The weekly news round-up for last week is posted below. Apologies for the delay. The holidays keep us all busy!

CDC’s report on its contributions on women’s health is available as the “Review on Women’s Health for the Year 2011” (Source:

Politics and Policies:



Diseases & Disasters

These headlines were compiled by Vani Nanda, MPH Candidate at West Chester University PA.

Spotlight on Maryam Bibi, an extraordinary woman, on International Women’s Day

The twittersphere is abuzz today with tweets from people, government agencies, and NGOs celebrating International Women’s Day.  The call to continue working to improve health and human rights for women across the globe is loud, clear, and multi-voiced.  And although much still remains to be done for women in developed and developing countries alike, the voices of high-profile women and the tireless work of individuals and organizations committed to bettering the lives of women are making great strides.

But while governments and large aid machines attract most of the attention given to work in women’s health, it is often the work of individuals that is the most moving.  Amid all of the “#internationalwomensday” tweets over the course of the day, the one that caught my eye was the Acumen Fund calling attention to Maryam Bibi, an extraordinary woman who has worked for women’s health and education in Waziristan since 1993.

Maryam Bibi, a Pakistani woman, wearing a white shawl and holding a book.
Image courtesy of the Times Online.

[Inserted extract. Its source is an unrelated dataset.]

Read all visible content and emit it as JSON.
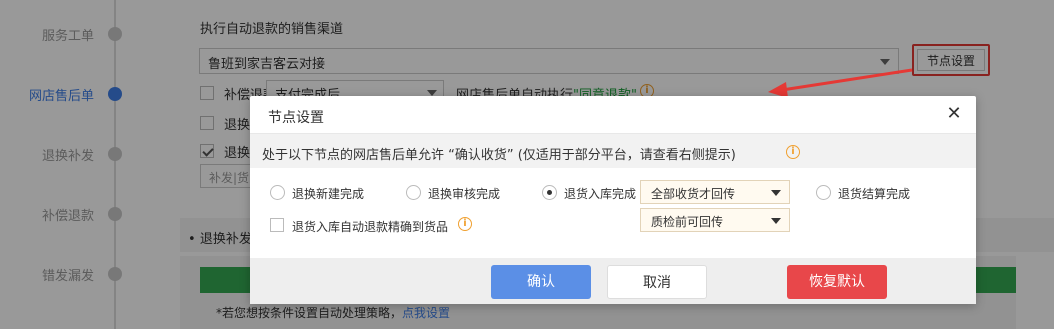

Ms. Bibi set up Khwendo Kor (a phrase in Pashto meanings “Sisters’ Home”), an agency in Peshawar that works with women in Pakistan’s Northwest Frontier Province to improve their education, health, and economic well-being.  The organization began in one village with four staff members; now it works in more than 300 cities and has over 340 staffers.1,2,3  Khwendo Kor focuses primarily on social organization, community-based education for women, microcredit, primary health care, and advocacy, and it collaborates with men and local leaders to accomplish its goals.1  It has trained 180 young women as village-based teachers and established 170 community schools, and over 200 women have been given opportunities to begin small businesses through microcredit.2,3  Through her schools, approximately 6,500 girls have been educated, and 3,500 are currently enrolled.3  She has received multiple awards for her work, including the Fatima Jinah Medal (2003) for outstanding women in the social sector and the Star of Excellence National Civil Award (2001) in Pakistan, the UN’s Recognition of Services award (2000), and the ILO’s Human Rights Award (2001).1,2,3

Despite international honor and recognition for her work, Ms. Bibi still faces considerable opposition and danger close to home.  While she enjoys walking to work, she says that “the office vehicle often collects me.”4  Radical religious organizations slander Khwendo Kor through mosques and local media.  Children’s learning centers established by the organization have been blown up.  Their vehicles have been stolen, staffers have been shot at, and fatwas have been issued against them.  Ms. Bibi can no longer stay late in her office because of death threats.  Still, she is not deterred.  “Some people say that I am an elderly lady and that I should be ashamed of myself doing this work: that I should be sat at home and saying my prayers. But as an elderly woman I would like other elderly women to join me because this work is a matter of our children and our future generations and we have to do something to bring about change.” 2